O. monacantha is native to a region with a principally tropical savannah climate with dry summers and wet winters. In its native range it is notable as a species that prefers coastal sites, sandy soils and dunes, being rarer inland. However, following introduction it has proved itself well adapted to range of other climates, especially more arid regions, warm temperate regions and those with wet summers and dry winters. O. monacantha can tolerate high temperatures and long dry seasons, and is also able to tolerate a certain degree of frost. It can grow at altitudes up to 2000 m.
O. monacantha prefers free draining sandy or loamy soils and is intolerant to waterlogging. Being a coastal species it is also tolerant of saline soils and partially tolerant to salt spray. 1
O. stricta is tolerant of a range of environmental conditions although it does require a free draining soil.
Other adaptations to drought include a protective epidermis covered by a thick waxy waterproof cuticle and a shallow root system with surface 'rain roots' enabling the plant to exploit light rains. 2
Opuntia plants can multiply vegetatively by segments that root where ever they contact the ground. This characteristic of the cacti initially baffled and frustrated efforts to eradicate the weed because peoples' first instinct was to hack at the plants which only caused further spreading.
Opuntia plants can reproduce sexually by seed found in the fruits. The seeds are tough and are often distributed by birds who have consumed the tasty fruit.
In regions lacking appropriate natural predators, prickly pear will run rampant and blanket areas displacing the vast majority of plants growing in the locale.
This has the knock on effect of disrupting the natural vegetation which is central to ecosystem. There is insufficient food for local consumers to eat because they are not adapted to eat the cactus vegetation. The disruption ripples through and hence destabilises the entire food web
Where is the invasion?
Case Study - Australia
Prickly pear has been introduced into multiple locations around the world. One of the best documented tales of how this has played out is the invasion of Australia in the the 19th and early 20th century. It is thought that prickly pear was first brought to Australia at the end of the 18th century by the British First fleet. They were trying to keep the red dye used for their uniforms available, so the they brought with them from Europe Opuntia plants to keep the cochineal bugs alive as this bug was the source of their pigment.
In Australia, throughout the 19th and early 20th century period, prickly pair spread like wildfire in Australia. According to The prickly pear story,
Prickly pear infestations covered 10 million acres (4 million ha) of land by 1900 and 58 million acres (24 million ha) by 1920. Despite every control effort, it was estimated that the plant’s rate of advance was 2.4 million acres (1 million ha) per year.
After manual removal, people tried poisoning the plants with an arsenic salt, and while effective, this was expensive, time consuming and very dangerous to people applying the salt and then, it left toxic residue in the soil.
The solution to the problem was finally found in the 1920s. In its native environment, predators kept the cacti under control. One of these predators is the larva of a South American moth with a resplendent name, Cactoblastis cactorum.
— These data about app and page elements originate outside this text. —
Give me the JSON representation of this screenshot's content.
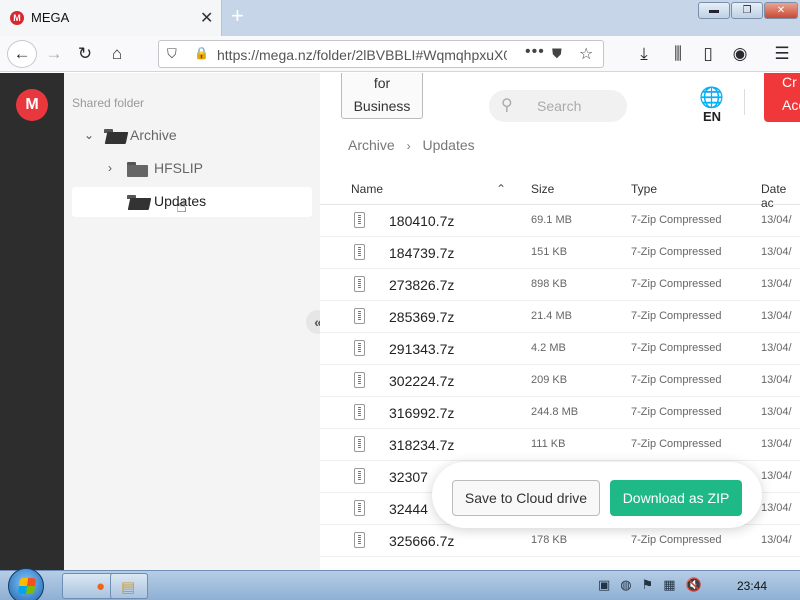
{
  "browser": {
    "tab_title": "MEGA",
    "favicon_letter": "M",
    "url": "https://mega.nz/folder/2lBVBBLI#WqmqhpxuX0",
    "new_tab_symbol": "+",
    "close_symbol": "✕"
  },
  "mega": {
    "logo_letter": "M",
    "business_label_line1": "for",
    "business_label_line2": "Business",
    "search_placeholder": "Search",
    "language": "EN",
    "create_account_line1": "Cr",
    "create_account_line2": "Acc"
  },
  "tree": {
    "heading": "Shared folder",
    "items": [
      {
        "label": "Archive"
      },
      {
        "label": "HFSLIP"
      },
      {
        "label": "Updates"
      }
    ]
  },
  "breadcrumb": [
    "Archive",
    "Updates"
  ],
  "columns": {
    "name": "Name",
    "size": "Size",
    "type": "Type",
    "date": "Date ac"
  },
  "files": [
    {
      "name": "180410.7z",
      "size": "69.1 MB",
      "type": "7-Zip Compressed",
      "date": "13/04/"
    },
    {
      "name": "184739.7z",
      "size": "151 KB",
      "type": "7-Zip Compressed",
      "date": "13/04/"
    },
    {
      "name": "273826.7z",
      "size": "898 KB",
      "type": "7-Zip Compressed",
      "date": "13/04/"
    },
    {
      "name": "285369.7z",
      "size": "21.4 MB",
      "type": "7-Zip Compressed",
      "date": "13/04/"
    },
    {
      "name": "291343.7z",
      "size": "4.2 MB",
      "type": "7-Zip Compressed",
      "date": "13/04/"
    },
    {
      "name": "302224.7z",
      "size": "209 KB",
      "type": "7-Zip Compressed",
      "date": "13/04/"
    },
    {
      "name": "316992.7z",
      "size": "244.8 MB",
      "type": "7-Zip Compressed",
      "date": "13/04/"
    },
    {
      "name": "318234.7z",
      "size": "111 KB",
      "type": "7-Zip Compressed",
      "date": "13/04/"
    },
    {
      "name": "32307",
      "size": "",
      "type": "",
      "date": "13/04/"
    },
    {
      "name": "32444",
      "size": "",
      "type": "",
      "date": "13/04/"
    },
    {
      "name": "325666.7z",
      "size": "178 KB",
      "type": "7-Zip Compressed",
      "date": "13/04/"
    }
  ],
  "actions": {
    "save_to_cloud": "Save to Cloud drive",
    "download_zip": "Download as ZIP"
  },
  "taskbar": {
    "clock": "23:44"
  },
  "colors": {
    "mega_red": "#e9373e",
    "download_green": "#1fb887",
    "rail": "#2d2d2d"
  }
}
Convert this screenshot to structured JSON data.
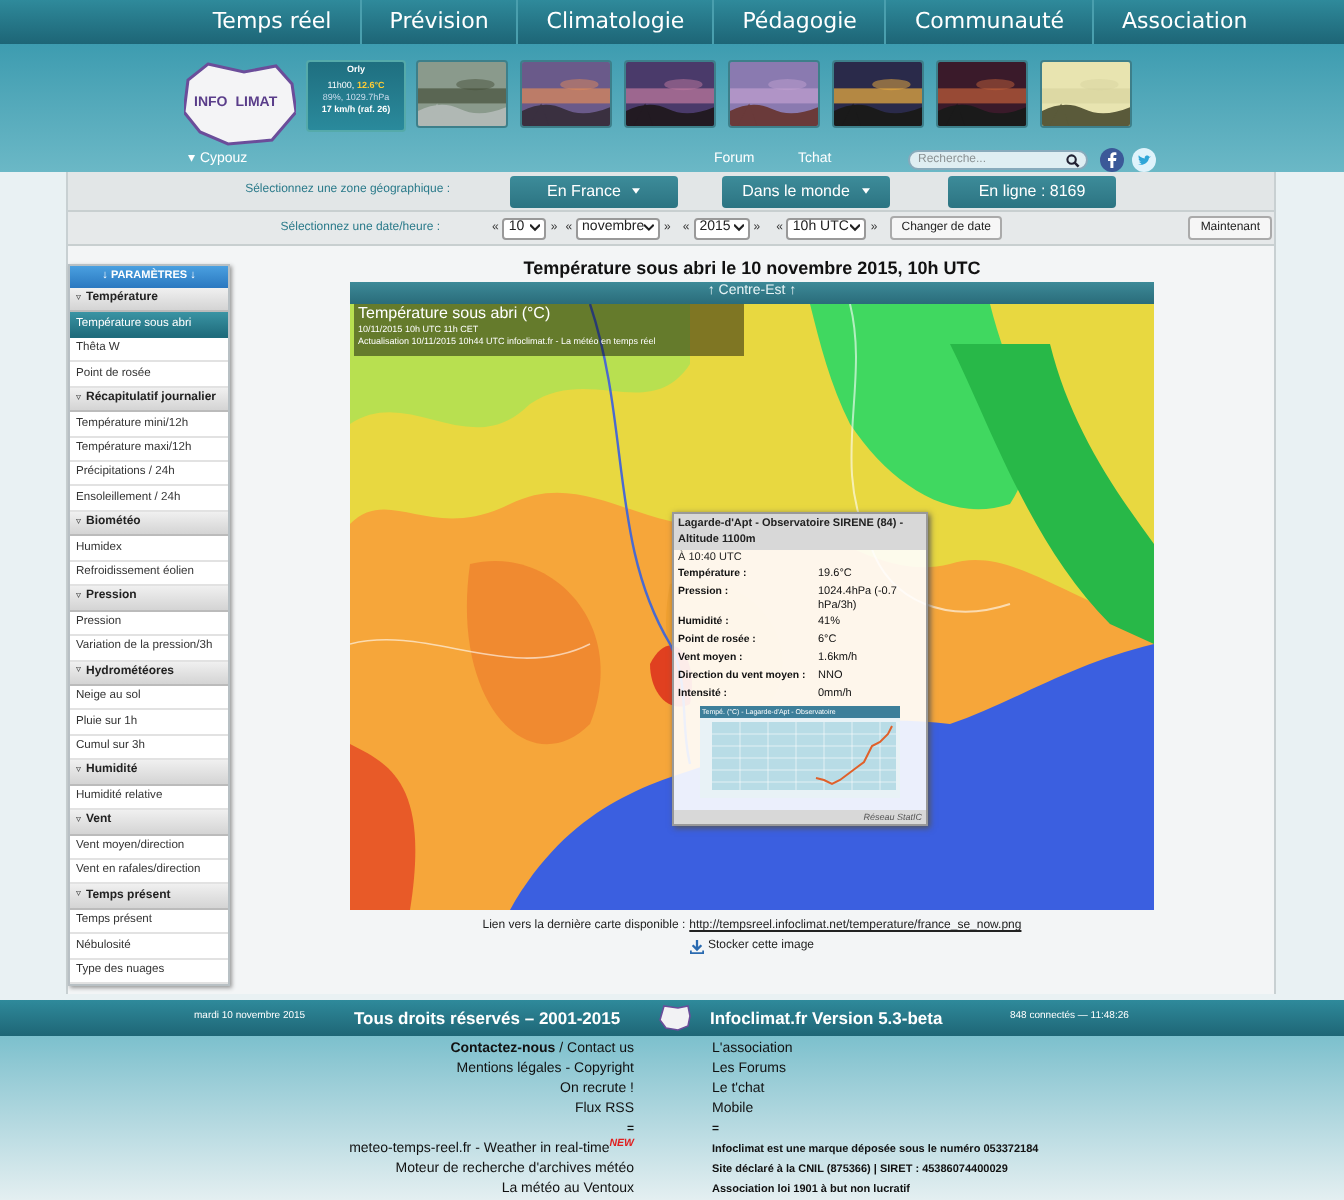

Following mass rearing of cactoblastis, 10 million eggs were distributed in 61 localities throughout affected areas during 1926 and 1927 and a further 2.2 billion eggs were released between 1927 and 1931.
It worked, and because the larvae only ate the flesh of the Opuntia spp. cacti, it did not cause more problems than it solved as in the cane toad case.
Some species of Dactylopius ( the cochineal bugs) were also successfully used for biocontrol.
See it for yourself
Drag the green line from side to side to view how the photograph changes from during infestation to after biocontrol.
Video examining the almost disaster of the prickly pear invasion of Australia
Prickly pear is promoted as a desirable garden plant in areas where it is not native. This becomes problematic as average temperatures rise. Due to climate change , temperature ranges in the European Alps are changing and there are now more icefree days. Prickly pear is becoming a pest in the mountains, replacing edelweiss in areas of Switzerland.
The skin of prickly pear plants is sometimes utilised as "vegan leather".